Initial trials were carried out by United States Bureau of Reclamation (USBR) in 2009 using a lab-based hydraulic scale-model and demonstrated deflection efficiencies of up to 79.9% when the barrier was operating. Based upon these trials the decision was made to progress onto a full scale trial at Georgina Slough, with temporary installations during the Spring of 2011 and also 2012.
FGS worked with the DWR Engineers to determine the most appropriate location for the system, taking into account the swimming ability of the Chinook salmon. Based upon a sustained swimming speed 3.4 body lengths per second, the minimum size of Chinook salmon expected at the site being 60 mm and a maximum design river velocity of 0.5 m/s, the minimum calculated barrier angle to flow was 24 degrees. Based upon this design the maximum approach velocity perpendicular to the barrier was estimated to be 0.20 m/s.
In addition, previous research carried out at the site had demonstrated that smolt could be carried back up the main river on a flood tide and could enter Georgina Slough, even though they may have originally passed the entrance to the slough when travelling downstream. As a result it was necessary to locate the end of the barrier sufficiently downstream to prevent this occurring. Another requirement of the system was to ensure river traffic could continue to use the river, and so all of the components of the system were designed to be located a minimum of 3.6m below the high water level, and 2.4m below the low water level.
Access to the site was limited, and so a staging area for the installation, as well as to house the BAFF Control Equipment, air supply system and project assessment team was located on the bifurcation between the Sacramento River and Georgiana Slough.
Based upon the required barrier angle and location constraints, a barrier totalling 192m in length was specified. The sound for the BAFF was supplied by means of a Sound Projector Array based system, which enabled the optimum signal to deflect Chinook salmon to be incorporated into the system. The Sound Projectors were located at 2m centres, and two High Intensity Light Bars were driven by each Sound Projector.

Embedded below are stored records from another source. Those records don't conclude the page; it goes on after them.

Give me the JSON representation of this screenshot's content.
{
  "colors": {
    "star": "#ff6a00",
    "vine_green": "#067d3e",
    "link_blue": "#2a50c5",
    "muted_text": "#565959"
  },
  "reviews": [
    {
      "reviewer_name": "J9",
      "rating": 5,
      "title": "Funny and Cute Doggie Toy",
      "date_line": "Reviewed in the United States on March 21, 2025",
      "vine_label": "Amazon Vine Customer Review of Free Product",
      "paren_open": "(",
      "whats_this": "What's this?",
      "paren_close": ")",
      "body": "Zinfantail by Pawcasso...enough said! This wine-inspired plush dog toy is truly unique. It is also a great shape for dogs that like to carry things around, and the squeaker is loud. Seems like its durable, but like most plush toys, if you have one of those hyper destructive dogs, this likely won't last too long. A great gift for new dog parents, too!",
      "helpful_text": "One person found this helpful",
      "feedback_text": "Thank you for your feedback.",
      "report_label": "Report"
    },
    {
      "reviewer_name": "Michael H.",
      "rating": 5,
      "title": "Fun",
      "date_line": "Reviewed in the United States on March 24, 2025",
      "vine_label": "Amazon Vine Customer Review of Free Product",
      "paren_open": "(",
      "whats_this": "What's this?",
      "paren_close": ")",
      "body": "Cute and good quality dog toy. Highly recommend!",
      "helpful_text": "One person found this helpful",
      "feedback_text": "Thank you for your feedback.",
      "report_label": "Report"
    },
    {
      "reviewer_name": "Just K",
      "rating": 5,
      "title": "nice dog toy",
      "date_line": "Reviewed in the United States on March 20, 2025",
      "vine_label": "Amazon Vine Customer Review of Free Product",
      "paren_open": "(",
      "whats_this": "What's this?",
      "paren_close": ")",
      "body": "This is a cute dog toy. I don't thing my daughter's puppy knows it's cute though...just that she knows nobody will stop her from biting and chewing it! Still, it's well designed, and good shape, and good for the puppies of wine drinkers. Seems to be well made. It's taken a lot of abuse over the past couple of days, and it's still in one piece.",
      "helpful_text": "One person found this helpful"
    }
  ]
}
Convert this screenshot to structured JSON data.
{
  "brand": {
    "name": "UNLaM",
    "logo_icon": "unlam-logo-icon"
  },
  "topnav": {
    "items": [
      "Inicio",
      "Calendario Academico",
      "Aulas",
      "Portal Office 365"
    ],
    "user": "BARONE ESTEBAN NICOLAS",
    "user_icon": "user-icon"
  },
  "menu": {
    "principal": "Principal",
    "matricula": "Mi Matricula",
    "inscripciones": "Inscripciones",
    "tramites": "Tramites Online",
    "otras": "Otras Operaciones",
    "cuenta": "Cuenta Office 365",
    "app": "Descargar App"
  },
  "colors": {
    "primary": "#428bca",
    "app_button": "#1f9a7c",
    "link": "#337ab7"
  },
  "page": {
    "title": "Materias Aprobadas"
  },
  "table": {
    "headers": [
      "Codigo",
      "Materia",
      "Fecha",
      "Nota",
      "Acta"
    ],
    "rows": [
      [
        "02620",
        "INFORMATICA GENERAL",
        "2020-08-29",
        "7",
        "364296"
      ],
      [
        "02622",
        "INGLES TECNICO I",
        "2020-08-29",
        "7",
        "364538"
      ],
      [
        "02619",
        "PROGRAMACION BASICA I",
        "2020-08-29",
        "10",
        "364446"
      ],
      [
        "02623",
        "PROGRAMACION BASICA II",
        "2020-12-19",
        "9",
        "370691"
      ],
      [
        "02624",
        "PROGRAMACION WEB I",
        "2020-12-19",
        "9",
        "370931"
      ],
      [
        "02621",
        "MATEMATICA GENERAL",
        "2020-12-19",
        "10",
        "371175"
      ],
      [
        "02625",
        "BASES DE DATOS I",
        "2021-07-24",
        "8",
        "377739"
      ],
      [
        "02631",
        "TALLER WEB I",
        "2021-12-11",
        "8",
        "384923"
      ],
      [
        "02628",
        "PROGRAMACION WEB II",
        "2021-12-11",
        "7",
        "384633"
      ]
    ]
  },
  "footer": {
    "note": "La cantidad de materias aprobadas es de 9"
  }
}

The deployment system was designed by OVIVO Water, and comprised of 16 frames, each 12m long. Six Sound Projectors were located on each frame, with the 12 High Intensity Light Bars running along the entire length of the frame. An FGS Power and Communication Hub was located at the centre of each frame, and connected back to the Control Equipment located on the shore, comprising a SILAS Control Unit and the Power Supply Units, which operated and monitored the performance of the entire system. The bubble pipe ran along the front of the frames, so that the bubbles were illuminated by the High Intensity Lights, and coupled with the Sound Projectors to enable the sound to be propagated throughout the bubble curtain.
Since the system was only installed on a temporary basis each spring, temporary piles were driven into the river in order to mount the deployment frames in the required location. The system was assembled offsite and each frame was tested before it was transported to site and installed by marine contractors and divers.
The system was assessed by tagging 1500 Chinook salmon with acoustic tags and tracking them using a 3D acoustic tracking system supplied by HTI comprising 28 hydrophones located upstream of the barrier, around the barrier itself, and also downstream of the barrier in both the Sacramento River and in Georgiana Slough.
The fish were released over a two month period approximately 9km upstream of the barrier to enable the fish to adjust to the river conditions, and the barrier was assessed with the BAFF either ‘ON’ or ‘OFF’.
The overall deflection efficiency of the system for Chinook salmon with the barrier ‘ON’ was 91%, however the conclusion of the project was that the number of fish lost down Georgiana Slough with the barrier off was less than previously thought, and so the DWR are currently reviewing other sites where the BAFF can be installed.